"The motivation is to do better than what anyone else can in the same situation.
"If you challenge players with that, they'll find a way.
"I've challenged the players to challenge themselves to be better in isolation, in terms of being prepped and ready for footy when it starts again, than anyone else."
When the season resumes is anybody's guess as the AFL prepares to unveil its plan forward in late April.
How much detail and certainty the plan will provide is a mystery amid ever-changing advice and restrictions from relevant government and health authorities.
Worsfold is wary that frustration and anxiousness will be among a wide variety of emotions players feel during the shutdown period, as well as a possible lack of motivation, and Essendon have tailored their program accordingly.
"We're working hard to try and be aware of how they're feeling and those sorts of emotions that they're going to go through," Worsfold said.
"We've given the players a bit of a spell from football education over the first couple of weeks (of shutdown) but we've got stuff that's now going to get filtered out to players.
"There's some learning opportunities around the game plan that we've been building and what we've learnt from round one.
"The players that I've spoken to are really keen to see that now and they want to start to look at some footy and what they can learn and what we can keep building on."
Melbourne coach Simon Goodwin believes any motivation issues experienced during the shutdown period will vanish once clubs are eventually given the green light to resume more normal operation.
"It's hard to get a guide on that until we get our boys back in and around the footy club but I think when everyone's living the way they're living it makes you value the things that you love," Goodwin said.
"What I do know about a lot of footballers is they love playing the game, they love training and they love being around each other.

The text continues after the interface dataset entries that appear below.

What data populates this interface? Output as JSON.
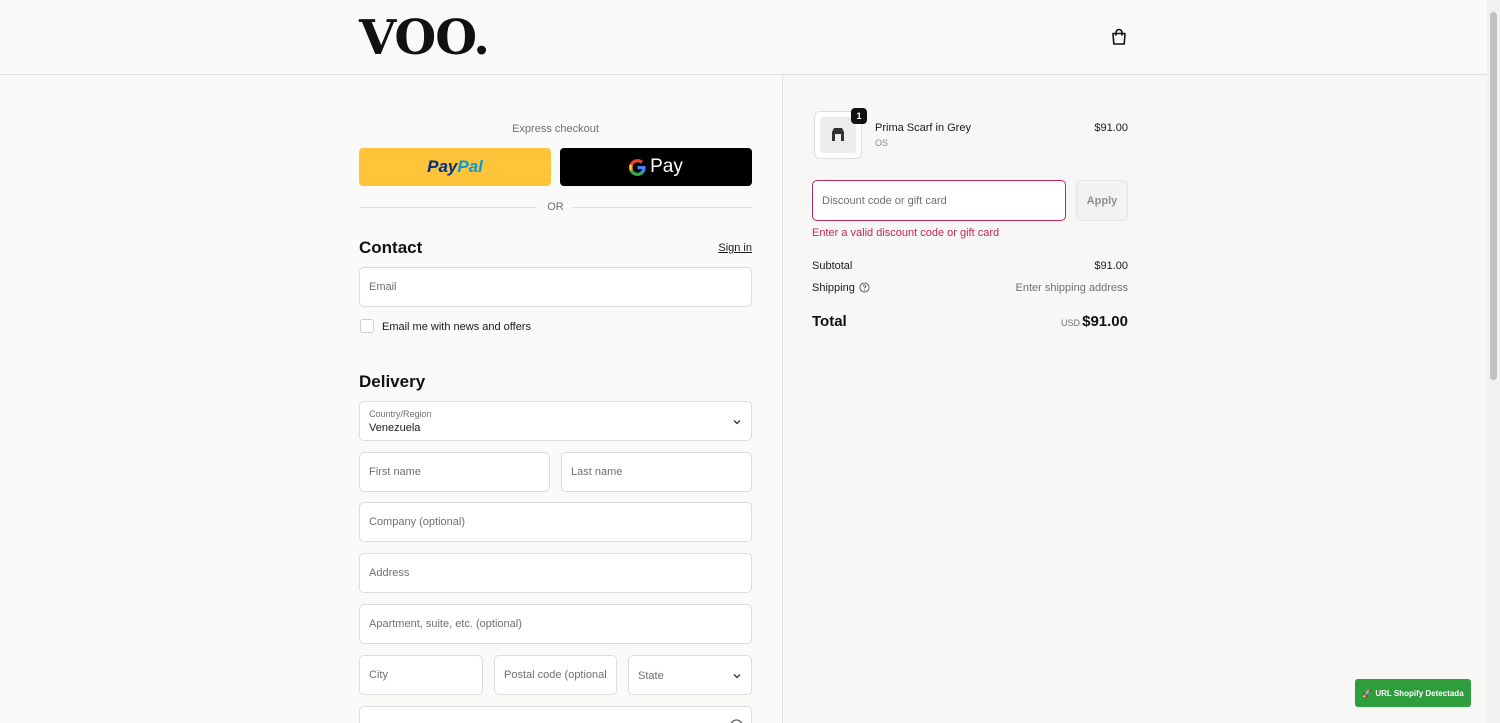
{
  "header": {
    "logo": "VOO.",
    "cart_icon": "shopping-bag-icon"
  },
  "express": {
    "label": "Express checkout",
    "paypal_a": "Pay",
    "paypal_b": "Pal",
    "gpay": "Pay",
    "or_text": "OR"
  },
  "contact": {
    "title": "Contact",
    "sign_in": "Sign in",
    "email_placeholder": "Email",
    "newsletter_label": "Email me with news and offers"
  },
  "delivery": {
    "title": "Delivery",
    "country_label": "Country/Region",
    "country_value": "Venezuela",
    "first_name": "First name",
    "last_name": "Last name",
    "company": "Company (optional)",
    "address": "Address",
    "apartment": "Apartment, suite, etc. (optional)",
    "city": "City",
    "postal": "Postal code (optional)",
    "state": "State"
  },
  "order": {
    "product": {
      "name": "Prima Scarf in Grey",
      "variant": "OS",
      "price": "$91.00",
      "quantity": "1"
    },
    "discount_placeholder": "Discount code or gift card",
    "apply_label": "Apply",
    "discount_error": "Enter a valid discount code or gift card",
    "subtotal_label": "Subtotal",
    "subtotal_value": "$91.00",
    "shipping_label": "Shipping",
    "shipping_value": "Enter shipping address",
    "total_label": "Total",
    "total_currency": "USD",
    "total_value": "$91.00"
  },
  "extension_badge": {
    "label": "URL Shopify Detectada"
  },
  "colors": {
    "accent_error": "#c3275f",
    "paypal_yellow": "#ffc439",
    "badge_green": "#2e9e3c"
  }
}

"So when we get back into that situation I'm sure the motivation will be really high.
"I'm sure they'll jump back into it and I'm sure they're missing it right now."
Australian Associated Press